God is still in the miracle business
Three months ago I was given what felt like a death sentence. A well-meaning doctor looked at my wife and I and, with a very calm demeanor, said: “Your heart isn’t working well.”
He then showed us an image of my heart beating compared to a healthy heart. Mine barely moved.
“Is this going to kill me?” was my first question.
He didn’t answer. All he could muster was “The 10-year survivability rate is good.”
I had gone to the cardiologist for a routine checkup and was expecting him to say that everything was fine. I wasn’t prepared to be told my heart was failing.
Ten years didn’t feel like very long while I was sitting in the doctor’s office that day. It’s not that he said I would only live 10 more years, but he wasn’t willing to guess beyond that 10-year mark.
In 10 years, my youngest child will be 12 and my oldest 21. The other three children will be somewhere in between.
To say we were shocked — and devastated — would fall short of the emotions we felt. We had planned to go on a quick lunch date after the appointment, but instead cried most of the way home in silence.
We did a lot of praying and planning and thinking in the days following that appointment. While we all live with the certainty of death, the vague notion of dying at some point in the future is much different than the reality that a failing heart could soon kill me. It hung over me like a lead balloon, and still does.
Oddly, I had no symptoms of heart failure. I wasn’t short of breath. I didn’t have difficulty sleeping. I wasn’t retaining fluid. For the most part, I felt as healthy as I ever had. And that stumped the doctors. More than one called it a miracle that I was asymptomatic, considering how low my heart function was.
During those first few days following the news we prayed earnestly for God’s healing, and we also prayed for God to be glorified. No matter what road this disease took, we endeavored to bring glory to God.
I began taking a host of medications and changed my diet. At a six-week checkup, the test results were the same. It appeared the medication wasn’t having much impact. While we had hoped medication would allow me to delay the possibility of a device implant or transplant for several years, our hope faded after that appointment.
So we began making other plans. My wife began exploring master’s degree programs so she would have a way to provide for our five children after I was gone. We looked at ways to start saving for a transplant, which will cost more than $1 million. I taught my oldest children CPR and how to use a portable defibrillator in case my heart stopped. We checked every box we could think of when it came to planning for the future.
And we prayed some more. Our prayers turned from asking for God’s healing to something more along the lines of “don’t let this sickness drive our children away from Christ.” It’s easy to be angry at a God who takes your father too soon.
After that six-week appointment, a cardiologist in Houston, Texas, referred me to the transplant team at Houston Methodist. Though he had yet to lay eyes on me, he took one look at my test results and felt I should be evaluated for a transplant.

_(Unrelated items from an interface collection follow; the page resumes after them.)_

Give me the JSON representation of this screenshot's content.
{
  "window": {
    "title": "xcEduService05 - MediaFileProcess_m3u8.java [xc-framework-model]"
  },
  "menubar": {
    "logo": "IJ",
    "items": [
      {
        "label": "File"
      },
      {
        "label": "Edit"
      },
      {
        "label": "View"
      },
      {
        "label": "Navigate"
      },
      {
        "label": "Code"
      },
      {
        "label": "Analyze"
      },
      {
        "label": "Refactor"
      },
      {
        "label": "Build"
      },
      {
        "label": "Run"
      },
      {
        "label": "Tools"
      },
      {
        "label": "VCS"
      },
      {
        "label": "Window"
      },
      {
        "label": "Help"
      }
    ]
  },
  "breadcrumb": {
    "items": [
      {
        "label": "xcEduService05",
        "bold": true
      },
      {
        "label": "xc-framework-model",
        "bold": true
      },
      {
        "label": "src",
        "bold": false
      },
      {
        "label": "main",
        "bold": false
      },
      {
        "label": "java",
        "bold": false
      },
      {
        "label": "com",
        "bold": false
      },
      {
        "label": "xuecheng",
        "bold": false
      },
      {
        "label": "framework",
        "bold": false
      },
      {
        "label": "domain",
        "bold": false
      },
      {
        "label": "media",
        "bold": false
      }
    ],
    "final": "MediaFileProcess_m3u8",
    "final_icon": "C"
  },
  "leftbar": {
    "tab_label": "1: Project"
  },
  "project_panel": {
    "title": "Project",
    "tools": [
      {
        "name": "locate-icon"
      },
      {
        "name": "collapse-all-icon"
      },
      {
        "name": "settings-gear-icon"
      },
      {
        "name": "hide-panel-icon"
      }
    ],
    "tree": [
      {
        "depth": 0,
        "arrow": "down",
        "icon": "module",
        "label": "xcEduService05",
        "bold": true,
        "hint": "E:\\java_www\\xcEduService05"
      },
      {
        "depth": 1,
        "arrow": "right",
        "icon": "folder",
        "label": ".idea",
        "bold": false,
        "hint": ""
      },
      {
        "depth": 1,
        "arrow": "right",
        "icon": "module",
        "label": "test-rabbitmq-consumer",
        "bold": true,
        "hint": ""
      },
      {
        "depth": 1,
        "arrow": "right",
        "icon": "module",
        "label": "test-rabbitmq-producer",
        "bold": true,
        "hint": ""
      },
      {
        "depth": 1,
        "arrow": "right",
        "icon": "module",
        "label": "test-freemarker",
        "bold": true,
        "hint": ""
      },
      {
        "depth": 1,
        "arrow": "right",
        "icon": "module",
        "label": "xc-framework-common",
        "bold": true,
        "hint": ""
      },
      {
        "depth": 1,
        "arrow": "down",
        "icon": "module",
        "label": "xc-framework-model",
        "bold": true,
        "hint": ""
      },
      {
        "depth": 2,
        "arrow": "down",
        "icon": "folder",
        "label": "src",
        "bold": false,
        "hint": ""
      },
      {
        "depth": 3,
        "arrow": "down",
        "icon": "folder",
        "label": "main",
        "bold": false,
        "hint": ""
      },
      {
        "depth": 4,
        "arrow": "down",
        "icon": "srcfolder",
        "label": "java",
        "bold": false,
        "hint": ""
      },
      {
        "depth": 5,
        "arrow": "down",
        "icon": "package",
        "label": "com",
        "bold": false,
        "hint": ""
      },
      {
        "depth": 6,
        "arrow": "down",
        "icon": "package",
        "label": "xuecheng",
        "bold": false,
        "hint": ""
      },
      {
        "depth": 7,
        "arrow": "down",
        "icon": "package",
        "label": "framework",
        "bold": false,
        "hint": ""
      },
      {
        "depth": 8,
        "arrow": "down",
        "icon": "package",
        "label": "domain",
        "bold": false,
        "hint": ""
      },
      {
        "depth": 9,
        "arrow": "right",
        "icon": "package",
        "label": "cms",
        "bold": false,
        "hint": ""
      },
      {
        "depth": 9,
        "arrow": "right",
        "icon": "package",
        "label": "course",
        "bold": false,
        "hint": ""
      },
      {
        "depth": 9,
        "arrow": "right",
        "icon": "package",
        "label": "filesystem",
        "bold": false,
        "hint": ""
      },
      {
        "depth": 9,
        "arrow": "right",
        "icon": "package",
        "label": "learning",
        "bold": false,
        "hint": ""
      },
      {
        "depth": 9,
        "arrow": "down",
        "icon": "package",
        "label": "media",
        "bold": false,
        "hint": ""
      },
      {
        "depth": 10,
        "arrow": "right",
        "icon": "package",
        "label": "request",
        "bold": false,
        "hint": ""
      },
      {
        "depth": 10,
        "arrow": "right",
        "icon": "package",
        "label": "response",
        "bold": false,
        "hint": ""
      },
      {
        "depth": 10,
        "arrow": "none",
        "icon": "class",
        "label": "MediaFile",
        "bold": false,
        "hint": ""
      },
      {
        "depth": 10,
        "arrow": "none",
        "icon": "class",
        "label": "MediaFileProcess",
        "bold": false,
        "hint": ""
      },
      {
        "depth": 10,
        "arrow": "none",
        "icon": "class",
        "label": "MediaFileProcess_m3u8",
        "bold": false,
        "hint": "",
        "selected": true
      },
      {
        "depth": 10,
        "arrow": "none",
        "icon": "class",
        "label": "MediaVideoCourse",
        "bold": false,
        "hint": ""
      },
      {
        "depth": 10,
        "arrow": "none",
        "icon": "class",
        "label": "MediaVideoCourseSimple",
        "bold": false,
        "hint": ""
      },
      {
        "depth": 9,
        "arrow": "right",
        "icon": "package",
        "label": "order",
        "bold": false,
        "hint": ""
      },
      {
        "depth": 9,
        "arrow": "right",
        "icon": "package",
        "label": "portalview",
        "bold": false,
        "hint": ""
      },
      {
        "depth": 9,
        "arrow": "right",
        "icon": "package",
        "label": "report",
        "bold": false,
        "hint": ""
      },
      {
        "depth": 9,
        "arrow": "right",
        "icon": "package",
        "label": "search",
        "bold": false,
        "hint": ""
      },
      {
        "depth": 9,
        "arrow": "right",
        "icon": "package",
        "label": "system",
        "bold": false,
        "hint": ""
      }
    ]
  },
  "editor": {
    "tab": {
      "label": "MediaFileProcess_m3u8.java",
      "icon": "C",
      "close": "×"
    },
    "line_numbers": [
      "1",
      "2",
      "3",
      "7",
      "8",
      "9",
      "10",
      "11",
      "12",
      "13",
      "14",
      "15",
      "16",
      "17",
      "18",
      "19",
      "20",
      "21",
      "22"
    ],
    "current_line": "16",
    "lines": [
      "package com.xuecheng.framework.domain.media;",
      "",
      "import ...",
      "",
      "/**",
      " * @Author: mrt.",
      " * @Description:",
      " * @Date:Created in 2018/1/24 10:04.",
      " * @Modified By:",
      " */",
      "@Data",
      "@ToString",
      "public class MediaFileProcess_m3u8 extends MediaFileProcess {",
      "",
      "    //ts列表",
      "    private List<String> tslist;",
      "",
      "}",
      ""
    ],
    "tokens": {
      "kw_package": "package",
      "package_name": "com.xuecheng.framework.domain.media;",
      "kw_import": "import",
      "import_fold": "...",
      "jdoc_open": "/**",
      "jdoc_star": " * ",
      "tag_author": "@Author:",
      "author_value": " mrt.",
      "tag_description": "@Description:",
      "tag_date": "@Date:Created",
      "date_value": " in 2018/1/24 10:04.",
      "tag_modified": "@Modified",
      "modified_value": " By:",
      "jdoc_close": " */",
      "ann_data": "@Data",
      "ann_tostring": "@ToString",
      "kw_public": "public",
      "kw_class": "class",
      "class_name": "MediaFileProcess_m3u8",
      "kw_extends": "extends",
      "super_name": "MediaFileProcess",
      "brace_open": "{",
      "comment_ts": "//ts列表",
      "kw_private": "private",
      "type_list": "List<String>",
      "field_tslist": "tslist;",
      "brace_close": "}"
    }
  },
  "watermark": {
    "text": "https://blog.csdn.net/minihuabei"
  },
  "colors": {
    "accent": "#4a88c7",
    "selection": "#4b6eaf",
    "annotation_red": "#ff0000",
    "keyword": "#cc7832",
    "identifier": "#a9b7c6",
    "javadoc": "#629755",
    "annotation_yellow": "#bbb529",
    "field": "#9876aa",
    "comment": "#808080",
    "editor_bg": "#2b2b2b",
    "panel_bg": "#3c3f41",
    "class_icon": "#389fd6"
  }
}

That we potentially were going down that path was as devastating as the initial news that I was sick. A heart transplant is a big deal, and more involved than we could have ever imagined.
But just before going to Houston Methodist for the evaluation, a cardiac MRI test showed that my heart function had improved significantly — more than my cardiologist in Jackson expected and more than I had hoped and prayed for. It wasn’t in the normal range, but it was high enough that doctors thought a transplant was unnecessary and an implanted defibrillator probably wouldn’t be necessary either. It was the best news possible.
We made the trip to Houston with a copy of that test result on a CD and proudly showed it to the heart team there. While I still went through some of the transplant evaluation testing, doctors agreed with the findings.
There were two possibilities that explained why my heart function improved so drastically. The first is that my heart wasn’t as sick as we thought, though two different cardiologists and three tests showed it was. The second explanation is that the drugs miraculously began working after that six-week checkup. My cardiologist in Houston wouldn’t say, but I have no doubt it’s the latter.
As my wife will surely attest, I am quite cynical by nature. If you tell me your mother loves you, I’ll ask for proof. It makes me a good fit for the business I’m in, but sometimes means I’m lousy at life. But even the cynical side of me is convinced that God still works miracles and prayer works. I don’t doubt the miracle that is modern medicine, but I also don’t doubt the miracles of an all-powerful God.
Though sharing something as personal as this is not easy, I vowed to glorify God no matter what road this disease took. It appears to be taking the miraculous, so I have no choice but to give God credit for it.
The future is still uncertain. My heart may weaken further and a transplant may still be necessary one day. But for now, my heart is healthy enough to keep me breathing and as long as that’s the case I’ll praise God for it.
Publisher Luke Horton can be reached at firstname.lastname@example.org.